---------- PROVIDED DATA
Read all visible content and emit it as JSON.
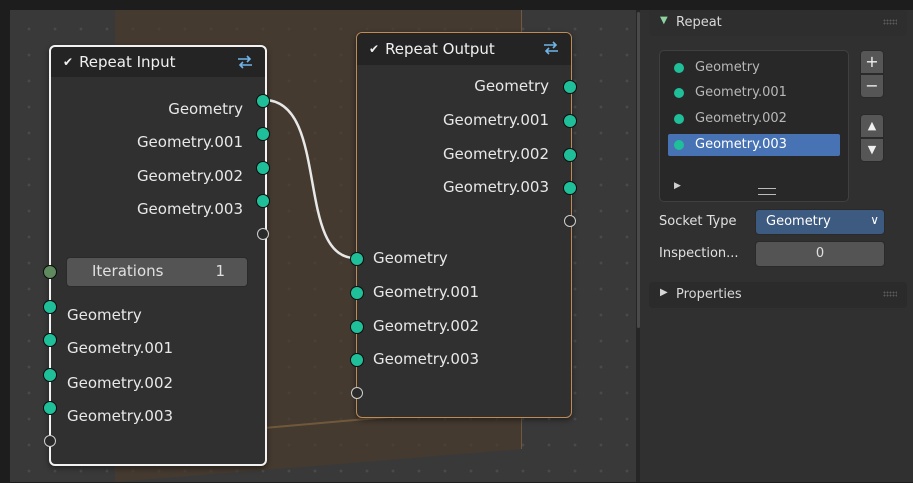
{
  "repeat_input": {
    "title": "Repeat Input",
    "outputs": [
      "Geometry",
      "Geometry.001",
      "Geometry.002",
      "Geometry.003"
    ],
    "iterations_label": "Iterations",
    "iterations_value": "1",
    "inputs": [
      "Geometry",
      "Geometry.001",
      "Geometry.002",
      "Geometry.003"
    ]
  },
  "repeat_output": {
    "title": "Repeat Output",
    "outputs": [
      "Geometry",
      "Geometry.001",
      "Geometry.002",
      "Geometry.003"
    ],
    "inputs": [
      "Geometry",
      "Geometry.001",
      "Geometry.002",
      "Geometry.003"
    ]
  },
  "sidebar": {
    "repeat_panel_title": "Repeat",
    "items": [
      "Geometry",
      "Geometry.001",
      "Geometry.002",
      "Geometry.003"
    ],
    "selected_index": 3,
    "socket_type_label": "Socket Type",
    "socket_type_value": "Geometry",
    "inspection_label": "Inspection...",
    "inspection_value": "0",
    "properties_title": "Properties"
  },
  "colors": {
    "geometry_socket": "#1fbf9a",
    "selection": "#4772b3",
    "frame_zone": "#4a3b2c"
  },
  "icons": {
    "repeat_zone": "repeat-zone-icon",
    "add": "plus-icon",
    "remove": "minus-icon",
    "move_up": "chevron-up-icon",
    "move_down": "chevron-down-icon"
  }
}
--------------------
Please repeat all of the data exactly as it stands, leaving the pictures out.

EXPECTED ANSWER:
Read all visible content and emit it as JSON.
{
  "repeat_input": {
    "title": "Repeat Input",
    "outputs": [
      "Geometry",
      "Geometry.001",
      "Geometry.002",
      "Geometry.003"
    ],
    "iterations_label": "Iterations",
    "iterations_value": "1",
    "inputs": [
      "Geometry",
      "Geometry.001",
      "Geometry.002",
      "Geometry.003"
    ]
  },
  "repeat_output": {
    "title": "Repeat Output",
    "outputs": [
      "Geometry",
      "Geometry.001",
      "Geometry.002",
      "Geometry.003"
    ],
    "inputs": [
      "Geometry",
      "Geometry.001",
      "Geometry.002",
      "Geometry.003"
    ]
  },
  "sidebar": {
    "repeat_panel_title": "Repeat",
    "items": [
      "Geometry",
      "Geometry.001",
      "Geometry.002",
      "Geometry.003"
    ],
    "selected_index": 3,
    "socket_type_label": "Socket Type",
    "socket_type_value": "Geometry",
    "inspection_label": "Inspection...",
    "inspection_value": "0",
    "properties_title": "Properties"
  },
  "colors": {
    "geometry_socket": "#1fbf9a",
    "selection": "#4772b3",
    "frame_zone": "#4a3b2c"
  },
  "icons": {
    "repeat_zone": "repeat-zone-icon",
    "add": "plus-icon",
    "remove": "minus-icon",
    "move_up": "chevron-up-icon",
    "move_down": "chevron-down-icon"
  }
}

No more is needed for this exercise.